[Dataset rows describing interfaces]

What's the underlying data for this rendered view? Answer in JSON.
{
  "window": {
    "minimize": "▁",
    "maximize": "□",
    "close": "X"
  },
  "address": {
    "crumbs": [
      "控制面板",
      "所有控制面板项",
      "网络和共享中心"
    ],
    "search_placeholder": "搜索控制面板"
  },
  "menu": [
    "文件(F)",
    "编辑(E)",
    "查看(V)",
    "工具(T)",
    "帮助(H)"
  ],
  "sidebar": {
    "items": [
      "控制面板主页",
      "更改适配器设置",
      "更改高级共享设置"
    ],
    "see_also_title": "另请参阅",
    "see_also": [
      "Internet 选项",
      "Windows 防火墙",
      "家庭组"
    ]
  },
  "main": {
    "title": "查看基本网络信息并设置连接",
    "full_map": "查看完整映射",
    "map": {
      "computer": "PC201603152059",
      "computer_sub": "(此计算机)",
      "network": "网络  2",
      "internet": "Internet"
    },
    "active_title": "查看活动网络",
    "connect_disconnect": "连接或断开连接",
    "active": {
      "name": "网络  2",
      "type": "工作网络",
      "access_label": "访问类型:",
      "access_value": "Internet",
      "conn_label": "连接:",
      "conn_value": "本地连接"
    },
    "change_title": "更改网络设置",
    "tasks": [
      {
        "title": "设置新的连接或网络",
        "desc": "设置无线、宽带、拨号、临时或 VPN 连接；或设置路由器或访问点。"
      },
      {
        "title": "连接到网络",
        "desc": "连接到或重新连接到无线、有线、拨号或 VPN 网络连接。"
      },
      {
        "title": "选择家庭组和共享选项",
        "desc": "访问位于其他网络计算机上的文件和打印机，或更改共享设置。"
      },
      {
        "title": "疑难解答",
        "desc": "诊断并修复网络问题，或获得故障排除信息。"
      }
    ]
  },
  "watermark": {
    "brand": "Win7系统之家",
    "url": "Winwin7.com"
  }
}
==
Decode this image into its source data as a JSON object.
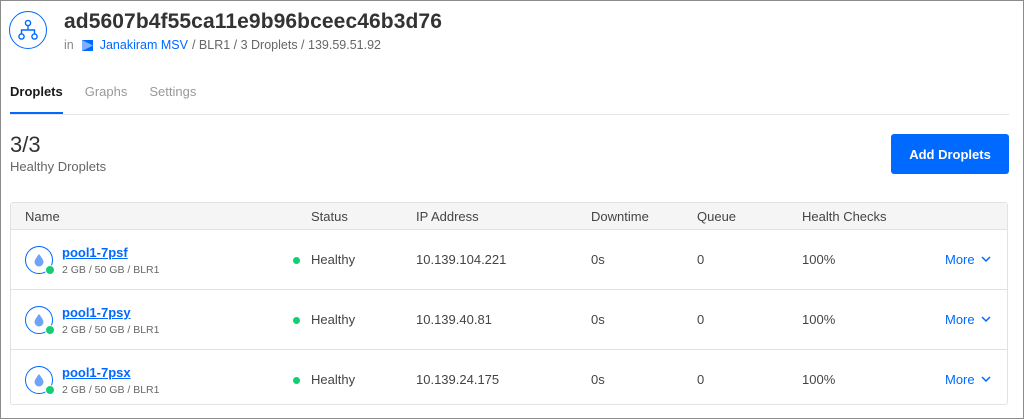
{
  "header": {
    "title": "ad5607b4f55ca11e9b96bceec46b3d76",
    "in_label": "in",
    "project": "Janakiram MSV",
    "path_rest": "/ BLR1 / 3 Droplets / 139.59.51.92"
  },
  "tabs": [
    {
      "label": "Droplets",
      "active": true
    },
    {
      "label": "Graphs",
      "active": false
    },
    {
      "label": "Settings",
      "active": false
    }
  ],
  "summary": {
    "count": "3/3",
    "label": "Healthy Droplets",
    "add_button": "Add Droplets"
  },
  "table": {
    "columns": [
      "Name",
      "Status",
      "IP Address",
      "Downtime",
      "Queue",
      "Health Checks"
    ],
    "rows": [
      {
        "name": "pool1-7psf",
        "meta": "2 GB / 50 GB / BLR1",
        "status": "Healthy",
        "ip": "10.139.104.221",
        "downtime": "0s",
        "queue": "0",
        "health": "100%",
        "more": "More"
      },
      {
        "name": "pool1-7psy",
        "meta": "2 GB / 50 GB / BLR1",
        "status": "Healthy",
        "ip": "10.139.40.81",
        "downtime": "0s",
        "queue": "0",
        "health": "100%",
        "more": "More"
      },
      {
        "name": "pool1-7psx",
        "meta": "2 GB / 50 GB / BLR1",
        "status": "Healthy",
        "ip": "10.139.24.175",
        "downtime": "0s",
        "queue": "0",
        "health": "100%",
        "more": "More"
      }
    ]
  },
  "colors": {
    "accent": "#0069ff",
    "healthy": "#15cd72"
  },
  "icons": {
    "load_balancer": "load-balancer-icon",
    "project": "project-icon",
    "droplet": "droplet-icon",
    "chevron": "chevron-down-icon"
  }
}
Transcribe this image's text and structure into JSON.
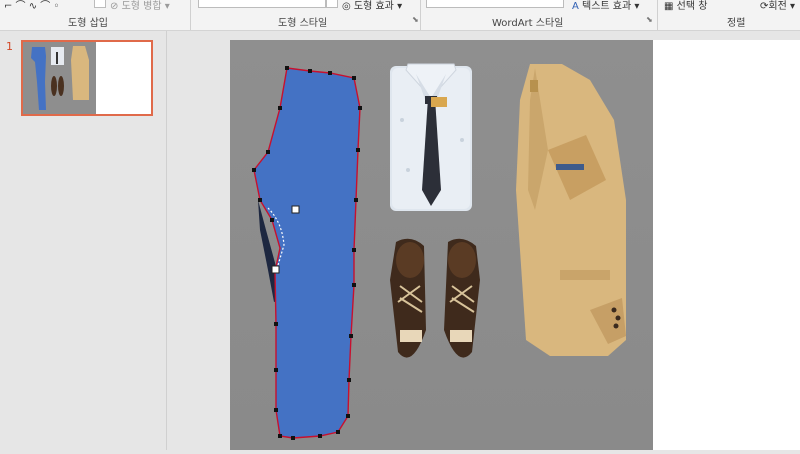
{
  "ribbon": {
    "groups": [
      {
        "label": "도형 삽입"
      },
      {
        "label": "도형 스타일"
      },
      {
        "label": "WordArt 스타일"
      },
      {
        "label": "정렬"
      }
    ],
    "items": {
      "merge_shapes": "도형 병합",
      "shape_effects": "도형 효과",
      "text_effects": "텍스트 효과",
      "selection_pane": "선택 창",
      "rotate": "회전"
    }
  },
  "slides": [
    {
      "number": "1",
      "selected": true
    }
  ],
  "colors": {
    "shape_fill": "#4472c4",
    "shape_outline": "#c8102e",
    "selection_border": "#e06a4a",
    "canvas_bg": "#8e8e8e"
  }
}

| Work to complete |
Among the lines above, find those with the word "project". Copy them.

| Written response |
    "project": "Janakiram MSV",
    "project": "project-icon",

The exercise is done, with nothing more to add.